> [WHAT THIS TASK INVOLVES] Which lines below include "HelpCategoryDetail"? Copy them all.

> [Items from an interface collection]
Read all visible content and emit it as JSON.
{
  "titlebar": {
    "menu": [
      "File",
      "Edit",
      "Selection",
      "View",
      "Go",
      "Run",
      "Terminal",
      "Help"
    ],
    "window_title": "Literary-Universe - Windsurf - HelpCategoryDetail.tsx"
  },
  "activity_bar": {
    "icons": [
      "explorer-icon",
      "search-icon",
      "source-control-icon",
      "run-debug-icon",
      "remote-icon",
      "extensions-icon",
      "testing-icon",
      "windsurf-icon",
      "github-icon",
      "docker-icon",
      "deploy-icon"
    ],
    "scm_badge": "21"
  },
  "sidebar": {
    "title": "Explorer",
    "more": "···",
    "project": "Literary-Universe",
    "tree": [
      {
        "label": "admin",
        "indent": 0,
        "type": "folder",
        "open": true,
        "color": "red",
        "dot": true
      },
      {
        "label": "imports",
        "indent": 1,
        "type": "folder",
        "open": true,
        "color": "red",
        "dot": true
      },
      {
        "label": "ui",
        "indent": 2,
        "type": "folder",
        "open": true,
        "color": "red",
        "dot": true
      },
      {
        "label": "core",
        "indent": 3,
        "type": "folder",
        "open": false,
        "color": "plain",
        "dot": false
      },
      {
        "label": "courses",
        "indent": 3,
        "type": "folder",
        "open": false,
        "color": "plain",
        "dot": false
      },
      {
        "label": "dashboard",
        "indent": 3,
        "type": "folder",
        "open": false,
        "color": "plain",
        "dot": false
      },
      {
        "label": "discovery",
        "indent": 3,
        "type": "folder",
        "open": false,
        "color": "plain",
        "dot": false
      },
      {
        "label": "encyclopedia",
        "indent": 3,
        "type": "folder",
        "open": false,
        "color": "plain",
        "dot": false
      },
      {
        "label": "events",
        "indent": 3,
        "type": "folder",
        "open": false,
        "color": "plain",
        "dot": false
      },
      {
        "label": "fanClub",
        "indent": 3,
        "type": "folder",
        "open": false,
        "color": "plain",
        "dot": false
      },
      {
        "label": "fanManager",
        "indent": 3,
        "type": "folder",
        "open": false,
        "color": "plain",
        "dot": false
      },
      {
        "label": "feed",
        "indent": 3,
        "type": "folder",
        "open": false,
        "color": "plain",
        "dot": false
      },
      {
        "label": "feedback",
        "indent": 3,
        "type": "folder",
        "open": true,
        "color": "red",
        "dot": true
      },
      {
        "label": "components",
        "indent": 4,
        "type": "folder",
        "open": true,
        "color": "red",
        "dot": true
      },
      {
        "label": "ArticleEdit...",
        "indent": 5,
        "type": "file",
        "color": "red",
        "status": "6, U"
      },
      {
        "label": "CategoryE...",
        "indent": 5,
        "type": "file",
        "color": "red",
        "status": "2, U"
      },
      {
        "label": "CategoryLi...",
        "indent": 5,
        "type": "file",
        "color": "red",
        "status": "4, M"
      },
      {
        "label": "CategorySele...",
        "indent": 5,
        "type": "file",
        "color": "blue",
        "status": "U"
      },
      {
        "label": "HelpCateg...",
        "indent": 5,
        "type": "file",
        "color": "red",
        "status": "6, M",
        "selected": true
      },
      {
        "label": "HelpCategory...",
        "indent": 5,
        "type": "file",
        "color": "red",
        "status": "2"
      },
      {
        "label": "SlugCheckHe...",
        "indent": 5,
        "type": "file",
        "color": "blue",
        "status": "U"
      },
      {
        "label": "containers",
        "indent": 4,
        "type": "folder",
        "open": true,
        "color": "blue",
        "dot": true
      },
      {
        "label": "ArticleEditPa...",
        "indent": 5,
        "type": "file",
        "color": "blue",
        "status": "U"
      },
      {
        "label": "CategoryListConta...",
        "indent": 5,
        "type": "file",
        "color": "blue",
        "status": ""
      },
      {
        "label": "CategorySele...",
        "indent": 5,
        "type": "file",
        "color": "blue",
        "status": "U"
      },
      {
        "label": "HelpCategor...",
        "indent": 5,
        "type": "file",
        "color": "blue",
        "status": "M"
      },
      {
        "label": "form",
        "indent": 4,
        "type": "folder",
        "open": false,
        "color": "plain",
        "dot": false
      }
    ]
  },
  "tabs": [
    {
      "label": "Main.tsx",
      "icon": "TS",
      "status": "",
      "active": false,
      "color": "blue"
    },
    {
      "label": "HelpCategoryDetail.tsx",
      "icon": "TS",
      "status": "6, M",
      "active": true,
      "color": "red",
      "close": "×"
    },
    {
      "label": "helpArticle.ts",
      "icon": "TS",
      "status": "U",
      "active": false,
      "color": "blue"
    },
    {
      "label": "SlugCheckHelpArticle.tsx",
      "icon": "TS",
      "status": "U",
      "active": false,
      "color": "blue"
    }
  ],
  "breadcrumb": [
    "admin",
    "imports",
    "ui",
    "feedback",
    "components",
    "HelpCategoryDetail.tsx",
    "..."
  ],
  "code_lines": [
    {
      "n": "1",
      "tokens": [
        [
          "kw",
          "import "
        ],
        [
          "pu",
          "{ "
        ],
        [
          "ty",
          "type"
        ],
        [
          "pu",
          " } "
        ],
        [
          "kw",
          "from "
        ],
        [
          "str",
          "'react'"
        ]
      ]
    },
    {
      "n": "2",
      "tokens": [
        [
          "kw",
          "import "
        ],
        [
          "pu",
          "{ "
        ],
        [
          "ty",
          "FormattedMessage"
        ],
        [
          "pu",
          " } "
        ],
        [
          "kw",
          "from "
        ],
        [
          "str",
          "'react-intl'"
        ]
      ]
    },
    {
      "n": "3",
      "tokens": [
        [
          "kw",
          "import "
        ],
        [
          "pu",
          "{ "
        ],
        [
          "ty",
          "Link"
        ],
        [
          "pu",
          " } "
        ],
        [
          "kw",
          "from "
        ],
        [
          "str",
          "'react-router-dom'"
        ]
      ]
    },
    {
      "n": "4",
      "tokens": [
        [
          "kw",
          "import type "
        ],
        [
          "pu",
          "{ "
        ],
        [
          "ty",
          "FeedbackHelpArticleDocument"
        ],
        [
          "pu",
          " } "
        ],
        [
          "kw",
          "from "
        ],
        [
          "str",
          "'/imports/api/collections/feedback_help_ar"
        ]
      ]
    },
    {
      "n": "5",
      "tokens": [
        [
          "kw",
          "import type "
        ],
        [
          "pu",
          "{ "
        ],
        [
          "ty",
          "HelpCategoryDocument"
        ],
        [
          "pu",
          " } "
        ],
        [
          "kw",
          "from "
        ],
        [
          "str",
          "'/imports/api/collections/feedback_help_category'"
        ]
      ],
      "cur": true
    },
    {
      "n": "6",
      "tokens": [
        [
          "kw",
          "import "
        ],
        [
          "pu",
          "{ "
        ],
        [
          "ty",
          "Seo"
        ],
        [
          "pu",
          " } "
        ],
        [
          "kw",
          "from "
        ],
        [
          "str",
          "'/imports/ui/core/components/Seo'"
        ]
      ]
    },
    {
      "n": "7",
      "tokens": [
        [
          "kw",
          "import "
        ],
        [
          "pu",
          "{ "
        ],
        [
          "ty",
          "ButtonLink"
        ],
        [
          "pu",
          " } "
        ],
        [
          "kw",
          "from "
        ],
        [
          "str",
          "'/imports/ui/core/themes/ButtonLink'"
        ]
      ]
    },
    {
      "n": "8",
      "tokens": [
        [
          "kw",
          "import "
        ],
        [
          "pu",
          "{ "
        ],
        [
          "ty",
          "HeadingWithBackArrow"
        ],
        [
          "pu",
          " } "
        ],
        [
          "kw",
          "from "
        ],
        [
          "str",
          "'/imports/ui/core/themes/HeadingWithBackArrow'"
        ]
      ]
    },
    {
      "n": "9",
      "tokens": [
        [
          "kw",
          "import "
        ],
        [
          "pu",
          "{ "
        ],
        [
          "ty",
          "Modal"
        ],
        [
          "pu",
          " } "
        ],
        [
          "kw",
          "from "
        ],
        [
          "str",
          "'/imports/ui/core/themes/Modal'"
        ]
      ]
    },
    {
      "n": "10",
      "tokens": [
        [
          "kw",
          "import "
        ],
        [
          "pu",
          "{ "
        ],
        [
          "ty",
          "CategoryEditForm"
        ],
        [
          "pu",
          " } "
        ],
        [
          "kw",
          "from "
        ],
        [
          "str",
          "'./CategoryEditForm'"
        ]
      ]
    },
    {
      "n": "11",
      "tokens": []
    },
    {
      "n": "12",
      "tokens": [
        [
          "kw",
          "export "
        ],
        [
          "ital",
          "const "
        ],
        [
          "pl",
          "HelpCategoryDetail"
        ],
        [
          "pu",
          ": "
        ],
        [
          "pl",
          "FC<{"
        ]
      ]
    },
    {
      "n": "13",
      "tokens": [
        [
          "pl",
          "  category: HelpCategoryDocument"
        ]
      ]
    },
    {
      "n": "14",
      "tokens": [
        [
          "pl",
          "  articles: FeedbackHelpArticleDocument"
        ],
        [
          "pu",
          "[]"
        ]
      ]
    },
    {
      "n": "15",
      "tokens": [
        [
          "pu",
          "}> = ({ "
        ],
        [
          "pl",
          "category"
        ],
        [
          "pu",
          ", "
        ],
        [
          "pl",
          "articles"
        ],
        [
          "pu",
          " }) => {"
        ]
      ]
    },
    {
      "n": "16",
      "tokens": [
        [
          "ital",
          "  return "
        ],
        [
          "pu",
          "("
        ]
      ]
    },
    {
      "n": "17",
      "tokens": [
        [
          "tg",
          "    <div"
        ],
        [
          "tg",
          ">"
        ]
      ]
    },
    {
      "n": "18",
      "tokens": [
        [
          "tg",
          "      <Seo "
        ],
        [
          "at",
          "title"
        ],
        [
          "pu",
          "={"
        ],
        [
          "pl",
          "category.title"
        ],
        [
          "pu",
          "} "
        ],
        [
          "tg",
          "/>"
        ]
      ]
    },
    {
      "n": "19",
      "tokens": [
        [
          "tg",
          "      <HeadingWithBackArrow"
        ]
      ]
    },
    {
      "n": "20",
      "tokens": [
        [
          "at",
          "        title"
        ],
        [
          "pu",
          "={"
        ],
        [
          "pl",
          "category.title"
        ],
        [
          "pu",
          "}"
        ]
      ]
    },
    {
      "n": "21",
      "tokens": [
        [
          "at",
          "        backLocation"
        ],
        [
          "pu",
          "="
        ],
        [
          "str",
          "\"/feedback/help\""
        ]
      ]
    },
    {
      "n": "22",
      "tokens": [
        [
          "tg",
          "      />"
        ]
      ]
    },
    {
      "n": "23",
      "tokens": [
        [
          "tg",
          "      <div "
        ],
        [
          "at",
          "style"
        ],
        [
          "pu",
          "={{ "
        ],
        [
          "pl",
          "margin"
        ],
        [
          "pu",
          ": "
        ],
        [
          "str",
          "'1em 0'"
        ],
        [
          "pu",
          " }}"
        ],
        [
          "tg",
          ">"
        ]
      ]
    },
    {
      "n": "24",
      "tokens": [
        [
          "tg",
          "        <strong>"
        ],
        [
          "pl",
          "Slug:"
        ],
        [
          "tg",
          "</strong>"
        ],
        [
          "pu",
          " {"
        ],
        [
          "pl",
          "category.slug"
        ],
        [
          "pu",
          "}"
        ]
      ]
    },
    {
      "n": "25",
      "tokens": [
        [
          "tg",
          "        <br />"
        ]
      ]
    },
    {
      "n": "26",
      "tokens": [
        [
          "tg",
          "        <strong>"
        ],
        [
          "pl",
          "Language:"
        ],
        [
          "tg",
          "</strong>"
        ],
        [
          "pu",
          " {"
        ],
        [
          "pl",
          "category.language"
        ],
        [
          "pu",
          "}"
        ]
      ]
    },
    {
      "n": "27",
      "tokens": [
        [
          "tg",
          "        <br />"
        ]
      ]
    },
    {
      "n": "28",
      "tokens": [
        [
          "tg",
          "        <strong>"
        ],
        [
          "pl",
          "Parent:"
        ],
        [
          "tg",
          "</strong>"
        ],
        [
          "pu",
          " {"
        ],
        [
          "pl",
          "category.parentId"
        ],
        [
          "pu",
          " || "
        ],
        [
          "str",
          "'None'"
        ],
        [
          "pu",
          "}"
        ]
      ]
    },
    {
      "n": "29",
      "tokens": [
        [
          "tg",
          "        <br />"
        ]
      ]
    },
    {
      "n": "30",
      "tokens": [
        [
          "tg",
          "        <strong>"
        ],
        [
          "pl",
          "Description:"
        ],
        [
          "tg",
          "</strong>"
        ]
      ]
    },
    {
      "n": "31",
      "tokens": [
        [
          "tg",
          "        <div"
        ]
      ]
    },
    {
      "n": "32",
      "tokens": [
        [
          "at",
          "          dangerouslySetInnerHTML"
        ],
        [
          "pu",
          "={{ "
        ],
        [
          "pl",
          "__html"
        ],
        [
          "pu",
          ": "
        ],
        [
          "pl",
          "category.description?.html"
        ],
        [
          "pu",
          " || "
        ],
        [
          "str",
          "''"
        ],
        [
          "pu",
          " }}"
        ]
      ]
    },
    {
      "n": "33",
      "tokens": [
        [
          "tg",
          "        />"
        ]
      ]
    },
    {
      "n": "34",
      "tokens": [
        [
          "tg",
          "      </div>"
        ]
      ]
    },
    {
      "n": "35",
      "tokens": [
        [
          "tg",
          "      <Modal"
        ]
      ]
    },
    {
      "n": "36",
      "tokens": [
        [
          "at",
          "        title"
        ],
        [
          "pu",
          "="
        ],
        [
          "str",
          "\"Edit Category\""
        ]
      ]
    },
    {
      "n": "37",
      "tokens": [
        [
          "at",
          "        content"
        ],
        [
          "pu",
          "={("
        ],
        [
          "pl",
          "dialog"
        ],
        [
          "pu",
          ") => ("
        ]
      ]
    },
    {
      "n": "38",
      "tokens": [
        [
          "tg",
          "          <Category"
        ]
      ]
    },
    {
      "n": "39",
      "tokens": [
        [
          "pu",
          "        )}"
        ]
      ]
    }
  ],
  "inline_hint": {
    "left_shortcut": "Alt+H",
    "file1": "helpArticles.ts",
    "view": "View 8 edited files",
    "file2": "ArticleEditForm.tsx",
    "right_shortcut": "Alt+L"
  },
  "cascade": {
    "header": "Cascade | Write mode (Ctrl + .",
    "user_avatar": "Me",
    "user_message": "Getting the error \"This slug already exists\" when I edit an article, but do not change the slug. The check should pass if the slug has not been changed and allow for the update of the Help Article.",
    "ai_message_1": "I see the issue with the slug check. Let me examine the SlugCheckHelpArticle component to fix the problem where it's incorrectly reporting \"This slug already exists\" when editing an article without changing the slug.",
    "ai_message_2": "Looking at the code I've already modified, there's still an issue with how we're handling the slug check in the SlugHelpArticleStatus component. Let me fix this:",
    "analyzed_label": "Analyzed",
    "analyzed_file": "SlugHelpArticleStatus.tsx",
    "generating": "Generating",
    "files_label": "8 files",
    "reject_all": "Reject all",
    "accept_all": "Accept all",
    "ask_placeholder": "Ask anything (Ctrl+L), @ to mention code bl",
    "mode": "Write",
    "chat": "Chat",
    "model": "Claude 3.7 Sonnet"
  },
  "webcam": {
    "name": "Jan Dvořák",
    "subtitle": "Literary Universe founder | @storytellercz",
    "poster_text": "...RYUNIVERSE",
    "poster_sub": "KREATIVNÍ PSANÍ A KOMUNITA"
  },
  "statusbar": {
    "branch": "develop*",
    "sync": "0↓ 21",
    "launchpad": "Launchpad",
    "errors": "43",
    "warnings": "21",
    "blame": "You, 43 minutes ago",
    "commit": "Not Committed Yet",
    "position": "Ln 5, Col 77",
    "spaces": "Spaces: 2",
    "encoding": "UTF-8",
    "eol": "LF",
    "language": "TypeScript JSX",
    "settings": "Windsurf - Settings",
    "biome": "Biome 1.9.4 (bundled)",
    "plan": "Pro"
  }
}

> [OUTPUT FOR THIS TASK]
    "window_title": "Literary-Universe - Windsurf - HelpCategoryDetail.tsx"
      "label": "HelpCategoryDetail.tsx",
    "HelpCategoryDetail.tsx",
          "HelpCategoryDetail"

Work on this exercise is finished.